Parts of the Florida Keys, the low-lying islands which bore the brunt of Hurricane Irma when the category-four storm struck on Sunday, are to re-open.
Entry is being restricted to residents and business owners as work continues to clear roads and check the state of bridges linking the islands.
Some 60% of homes in the state are still without power.
Irma, which has since rapidly weakened, is being linked to 10 deaths in the United States.
Six people died in Florida, three in Georgia and one in South Carolina.
The storm also left a trail of destruction in the Caribbean, where at least 37 people were killed.
French President Emmanuel Macron has arrived to see the storm damage for himself, while the UK’s Foreign Secretary, Boris Johnson, is heading to the British Virgin Islands.
Both France and Britain have been criticised for not doing enough to help their nationals in overseas territories affected by the hurricane.
Dutch King Willem-Alexander spent Monday night on the Dutch side of St Martin, an island shared between France and the Netherlands.
“Even from the plane I saw something I have never seen before,” the Dutch royal told the NOS public newscaster. “I have seen proper war as well as natural disasters before, but I’ve never seen anything like this”.
“Everywhere you look there’s devastation, you see the collapse,” he added.
Florida Governor Rick Scott used the same word – “devastation” – after flying over the Keys on Monday.
“I just hope everybody survived,” he said. “It’s horrible what we saw. Especially for the Keys, it’s going to be a long road.
“We saw a lot of boats washed ashore and we saw any, basically, any trailer park there overturned.”
Thousands of people are believed to have ignored calls to evacuate last week, and clung on in the dangerously exposed islands during the storm.
However, Governor Scott added: “I didn’t see the damage I thought I would see.” Storm surges had turned out to be “not as bad as we thought”, he said.
Teams are still working to clear Highway 1, the road connecting most of the inhabited islands, and bridge inspections are continuing.

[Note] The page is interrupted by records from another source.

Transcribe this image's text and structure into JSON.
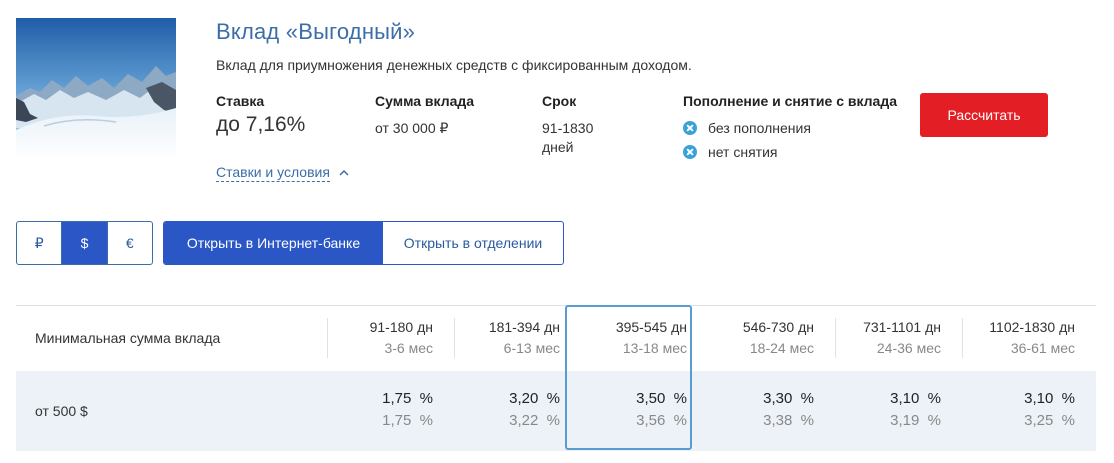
{
  "deposit": {
    "title": "Вклад «Выгодный»",
    "subtitle": "Вклад для приумножения денежных средств с фиксированным доходом.",
    "image_icon": "mountain-photo"
  },
  "params": {
    "rate": {
      "label": "Ставка",
      "value": "до 7,16%"
    },
    "sum": {
      "label": "Сумма вклада",
      "value": "от 30 000 ₽"
    },
    "term": {
      "label": "Срок",
      "value": "91-1830 дней"
    },
    "refill": {
      "label": "Пополнение и снятие с вклада",
      "items": [
        "без пополнения",
        "нет снятия"
      ],
      "icon": "x-circle-icon",
      "icon_color": "#3aa1d9"
    }
  },
  "calc_button": "Рассчитать",
  "terms_link": "Ставки и условия",
  "currencies": [
    "₽",
    "$",
    "€"
  ],
  "active_currency": "$",
  "open_options": [
    "Открыть в Интернет-банке",
    "Открыть в отделении"
  ],
  "colors": {
    "accent": "#2a56c6",
    "title": "#3b6ea8",
    "cta": "#e31e24",
    "row_bg": "#edf2f8",
    "highlight": "#5a9bd0"
  },
  "table": {
    "header_label": "Минимальная сумма вклада",
    "columns": [
      {
        "days": "91-180 дн",
        "months": "3-6 мес"
      },
      {
        "days": "181-394 дн",
        "months": "6-13 мес"
      },
      {
        "days": "395-545 дн",
        "months": "13-18 мес"
      },
      {
        "days": "546-730 дн",
        "months": "18-24 мес"
      },
      {
        "days": "731-1101 дн",
        "months": "24-36 мес"
      },
      {
        "days": "1102-1830 дн",
        "months": "36-61 мес"
      }
    ],
    "highlighted_column": 2,
    "rows": [
      {
        "label": "от 500 $",
        "rates": [
          {
            "top": "1,75  %",
            "bottom": "1,75  %"
          },
          {
            "top": "3,20  %",
            "bottom": "3,22  %"
          },
          {
            "top": "3,50  %",
            "bottom": "3,56  %"
          },
          {
            "top": "3,30  %",
            "bottom": "3,38  %"
          },
          {
            "top": "3,10  %",
            "bottom": "3,19  %"
          },
          {
            "top": "3,10  %",
            "bottom": "3,25  %"
          }
        ]
      }
    ]
  }
}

People with authorisation are being allowed into the towns of Key Largo, Tavernier and Islamorada from 07:00 (11:00 GMT), the authorities in Monroe Country said.
They were warned that services on the islands were limited: most areas were still without power and water, mobile phone signals were patchy and most petrol stations were still closed.
The US aircraft carrier Abraham Lincoln has arrived off Florida and other navy ships are due in the area on Tuesday to help distribute food to the Keys and evacuate residents.
Other parts of the state escaped the storm lightly compared to the Caribbean islands.
“The storm surge flooding in Miami is a mere fraction of what would have happened if the core of the storm had been further east,” Rick Knabb, former director of the National Hurricane Center, said in a tweet.
Miami’s Mayor, Carlos Gimenez, was relieved the damage was no worse.
“We were spared the brunt of this storm,” he said. “We came out much better than other parts of the state and we have to thank God for that.”
Returning to her home in Miami’s Little Haiti neighbourhood, evacuee Melida Hernandez, 67, found her home split down the middle by a tree.
“I wanted to cry, but this is what it is, this is life,” she told Reuters news agency.
President Donald Trump has released emergency federal aid for Florida, describing the hurricane as a “big monster”.
The storm was downgraded as it moved north towards Atlanta, Georgia, with maximum sustained winds of 35mph (56km/h) recorded, the National Hurricane Center (NHC) said in a statement.